It's a fair question. The problem, of course, is that the United States and NATO have intervened under terms that (officially at least) require a sort of agnostic approach toward the outcome of the fighting between Gaddafi's forces and the opposition. When the U.S. launched Operation Odyssey Dawn on March 19, it was in fulfillment of a United Nations Security Council "humanitarian" mandate, to enforce a no-fly zone over Libya and prevent Gaddafi's regime from slaughtering civilians. So while Obama has made various bellicose declarations -- "The noose has tightened around" Gaddafi, whose "days are numbered," the president told CBS News last week -- achieving regime change in Libya is not part of NATO's UN-approved mission. Such are Obama's self-proclaimed "core principles" in seeking to avert a "potential humanitarian crisis" on behalf of "the entire international community," as he explained at a March 21 press conference.
Obama's eloquent expressions of his commitment to multilateralism aren't much help to the ragtag rebels fighting Gaddafi's army. Neither did the rebels derive any military gain from the decision this week of Italy to join France and Qatar in extending diplomatic recognition to their interim government, the Benghazi-based Libyan National Council. Obama's admirers who have sometimes compared their idol to John F. Kennedy might not find the comparison so flattering, now that the president has stumbled into a situation that is beginning to resemble the botched 1961 Bay of Pigs invasion.

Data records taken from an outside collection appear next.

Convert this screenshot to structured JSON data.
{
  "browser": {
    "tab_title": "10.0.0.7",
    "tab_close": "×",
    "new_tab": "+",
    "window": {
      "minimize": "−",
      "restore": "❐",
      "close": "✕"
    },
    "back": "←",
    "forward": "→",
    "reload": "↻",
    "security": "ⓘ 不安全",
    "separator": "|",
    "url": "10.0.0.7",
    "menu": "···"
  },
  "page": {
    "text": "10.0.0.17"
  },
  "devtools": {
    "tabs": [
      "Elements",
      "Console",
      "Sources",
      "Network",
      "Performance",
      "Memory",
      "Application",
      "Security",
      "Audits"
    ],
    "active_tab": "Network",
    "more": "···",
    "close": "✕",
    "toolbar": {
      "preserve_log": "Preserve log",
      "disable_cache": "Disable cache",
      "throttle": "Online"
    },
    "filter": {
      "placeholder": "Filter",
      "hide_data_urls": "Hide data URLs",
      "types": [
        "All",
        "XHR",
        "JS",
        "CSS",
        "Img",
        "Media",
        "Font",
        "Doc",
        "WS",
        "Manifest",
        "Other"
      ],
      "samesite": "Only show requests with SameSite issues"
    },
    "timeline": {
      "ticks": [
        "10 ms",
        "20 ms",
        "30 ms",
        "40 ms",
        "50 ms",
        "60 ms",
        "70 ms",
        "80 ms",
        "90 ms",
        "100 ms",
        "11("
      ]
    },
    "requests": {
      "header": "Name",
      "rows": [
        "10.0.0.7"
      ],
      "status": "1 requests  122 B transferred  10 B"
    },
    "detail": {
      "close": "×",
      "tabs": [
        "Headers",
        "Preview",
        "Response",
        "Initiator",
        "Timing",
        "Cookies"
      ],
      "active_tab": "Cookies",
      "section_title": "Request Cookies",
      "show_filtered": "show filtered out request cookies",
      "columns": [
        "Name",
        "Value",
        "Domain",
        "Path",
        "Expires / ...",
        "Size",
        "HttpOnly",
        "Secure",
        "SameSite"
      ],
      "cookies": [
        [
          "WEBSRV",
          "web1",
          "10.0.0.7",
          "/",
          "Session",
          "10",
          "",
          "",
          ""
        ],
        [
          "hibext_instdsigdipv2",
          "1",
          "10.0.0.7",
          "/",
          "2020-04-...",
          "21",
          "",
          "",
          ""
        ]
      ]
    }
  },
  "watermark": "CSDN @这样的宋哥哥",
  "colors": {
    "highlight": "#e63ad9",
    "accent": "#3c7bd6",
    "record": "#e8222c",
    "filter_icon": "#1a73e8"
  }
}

The most tragic aspects of this situation are playing out in the sands of North Africa, where anti-Gaddafi fighters are dying for an increasingly forlorn hope. (The military stalemate may result in something very much like Roger Kaplan's proposed idea for the partition of Libya.) While hardly comparable to the suffering of the Libyans, the domestic political consequences of Obama's foreign-policy failure are not to be underestimated. Many of his liberal supporters were dismayed by the president's resort to military intervention, and the prolonged conflict in Libya -- is it too soon to call it a "quagmire"? -- has helped push gasoline prices closer to $4 a gallon. Libya ranks only 18th among nations in terms of oil production, but the loss of its 1.5 million barrels per day is not insignificant, and crude oil is now trading at prices not seen since September 2008. Some analysts expect prices to reach as a high as $150 a barrel later this year, and at least one Democratic consultant has said the spike in fuel prices is a "mortal peril" to Obama's re-election prospects.
None of this is to say that the situation in Libya is entirely hopeless. Gaddafi's regime is being squeezed by economic sanctions, there are reportedly shortages of food and other necessities in Tripoli, and the dictator might be ousted next week or next month, for all we know. Three weeks into the first American military intervention of Obama's choosing, however, the prospects are not encouraging. The best support that New York Times columnist Tom Friedman could offer for Obama's Libya policy was his prayer that the president would be "lucky." That was on March 29, when anti-Gaddafi fighters still controlled Ras Lanuf and Brega. One report late yesterday described a rebel retreat that had turned into a "stampede" from Ajdabiya toward Benghazi. And so it appears that Obama's luck may be running out in Libya.